Extracted records:
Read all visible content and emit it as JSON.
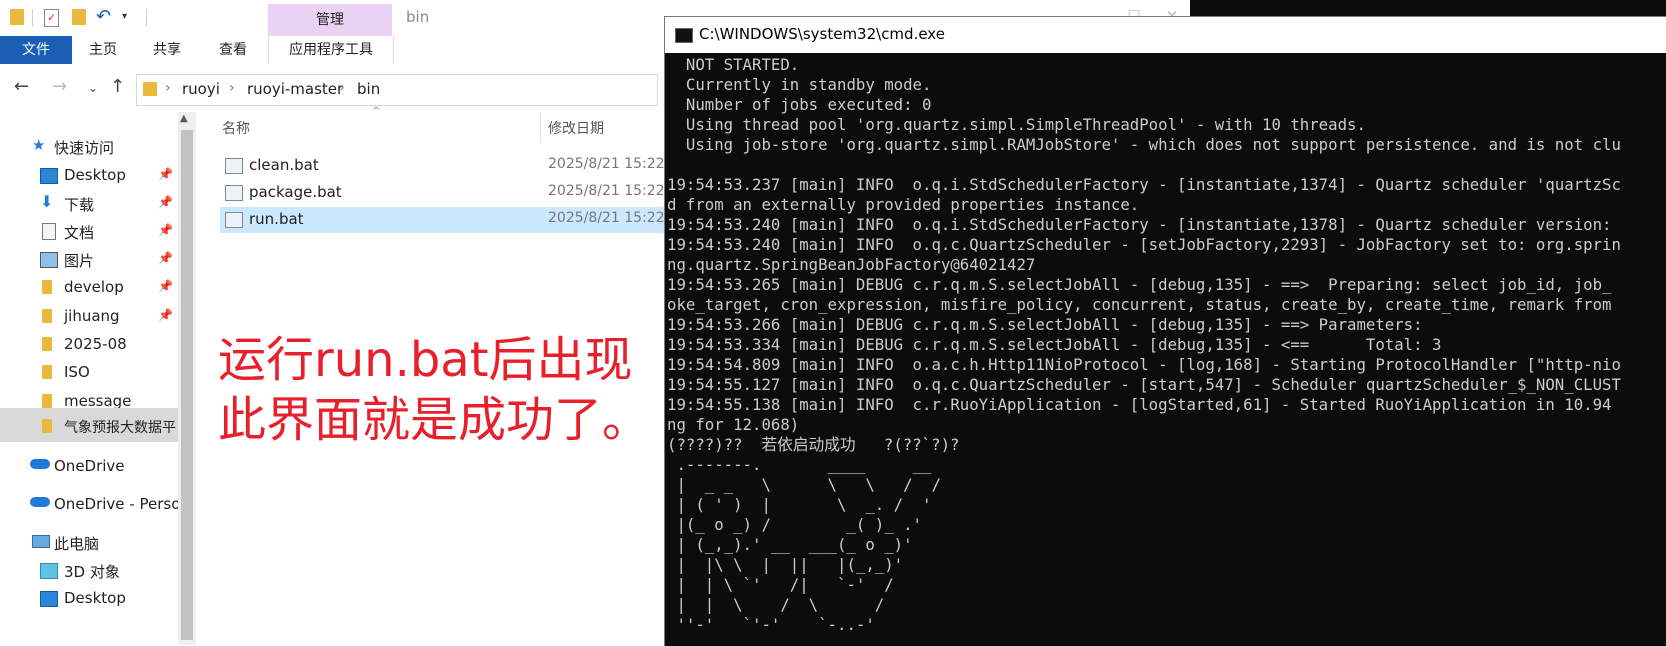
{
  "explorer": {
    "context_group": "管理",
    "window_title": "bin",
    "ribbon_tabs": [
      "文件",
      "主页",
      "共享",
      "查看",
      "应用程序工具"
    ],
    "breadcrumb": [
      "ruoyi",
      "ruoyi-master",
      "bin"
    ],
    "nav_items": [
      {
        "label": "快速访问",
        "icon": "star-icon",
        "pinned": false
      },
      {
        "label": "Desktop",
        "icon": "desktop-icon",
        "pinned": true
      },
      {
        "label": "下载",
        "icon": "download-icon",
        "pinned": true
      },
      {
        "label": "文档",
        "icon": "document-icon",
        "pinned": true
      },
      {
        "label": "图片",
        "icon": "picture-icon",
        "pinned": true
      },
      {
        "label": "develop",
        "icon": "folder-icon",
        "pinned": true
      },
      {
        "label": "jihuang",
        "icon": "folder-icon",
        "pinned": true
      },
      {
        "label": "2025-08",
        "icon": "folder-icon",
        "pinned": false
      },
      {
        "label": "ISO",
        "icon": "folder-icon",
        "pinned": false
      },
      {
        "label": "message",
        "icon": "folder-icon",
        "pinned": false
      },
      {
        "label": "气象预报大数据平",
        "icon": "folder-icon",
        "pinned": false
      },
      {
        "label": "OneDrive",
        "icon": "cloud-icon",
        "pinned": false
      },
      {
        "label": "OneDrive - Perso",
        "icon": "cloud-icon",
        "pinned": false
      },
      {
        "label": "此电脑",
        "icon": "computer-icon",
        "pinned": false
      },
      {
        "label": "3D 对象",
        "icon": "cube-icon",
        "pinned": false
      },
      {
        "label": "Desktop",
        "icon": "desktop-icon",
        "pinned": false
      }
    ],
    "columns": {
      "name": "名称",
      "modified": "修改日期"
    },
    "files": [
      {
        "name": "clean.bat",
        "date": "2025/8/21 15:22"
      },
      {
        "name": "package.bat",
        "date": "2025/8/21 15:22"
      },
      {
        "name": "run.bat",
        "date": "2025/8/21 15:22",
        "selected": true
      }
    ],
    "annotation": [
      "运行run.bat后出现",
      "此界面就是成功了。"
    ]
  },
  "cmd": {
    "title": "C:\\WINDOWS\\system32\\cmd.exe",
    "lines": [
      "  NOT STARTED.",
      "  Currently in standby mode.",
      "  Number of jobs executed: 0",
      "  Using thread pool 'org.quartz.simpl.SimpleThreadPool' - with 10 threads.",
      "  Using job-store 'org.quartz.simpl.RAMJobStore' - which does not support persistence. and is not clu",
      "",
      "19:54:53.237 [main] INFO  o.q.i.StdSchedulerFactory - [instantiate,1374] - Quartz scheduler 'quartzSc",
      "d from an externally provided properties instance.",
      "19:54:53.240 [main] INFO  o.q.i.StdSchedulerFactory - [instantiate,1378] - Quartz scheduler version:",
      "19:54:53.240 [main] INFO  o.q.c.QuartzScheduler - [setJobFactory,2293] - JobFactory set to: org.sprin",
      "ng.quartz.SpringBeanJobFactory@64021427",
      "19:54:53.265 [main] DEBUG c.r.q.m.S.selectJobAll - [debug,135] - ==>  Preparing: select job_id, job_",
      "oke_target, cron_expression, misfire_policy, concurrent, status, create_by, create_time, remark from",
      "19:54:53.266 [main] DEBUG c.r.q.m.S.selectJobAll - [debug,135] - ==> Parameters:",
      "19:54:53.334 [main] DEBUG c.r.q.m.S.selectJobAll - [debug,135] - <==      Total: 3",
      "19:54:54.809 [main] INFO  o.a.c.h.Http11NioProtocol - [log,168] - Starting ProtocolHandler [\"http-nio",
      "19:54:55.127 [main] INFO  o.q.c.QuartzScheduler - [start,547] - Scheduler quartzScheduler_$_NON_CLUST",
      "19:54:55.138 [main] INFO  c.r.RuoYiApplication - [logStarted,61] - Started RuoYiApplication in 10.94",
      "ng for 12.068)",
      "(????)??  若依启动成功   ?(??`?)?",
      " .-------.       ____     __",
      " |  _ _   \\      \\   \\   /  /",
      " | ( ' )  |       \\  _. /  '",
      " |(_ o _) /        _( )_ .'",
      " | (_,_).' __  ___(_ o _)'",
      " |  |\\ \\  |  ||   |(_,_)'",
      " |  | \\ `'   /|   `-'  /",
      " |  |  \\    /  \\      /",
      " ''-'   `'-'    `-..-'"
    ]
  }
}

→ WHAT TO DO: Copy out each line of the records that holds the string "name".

→ RESPONSE:
      "name": "名称",
        "name": "clean.bat",
        "name": "package.bat",
        "name": "run.bat",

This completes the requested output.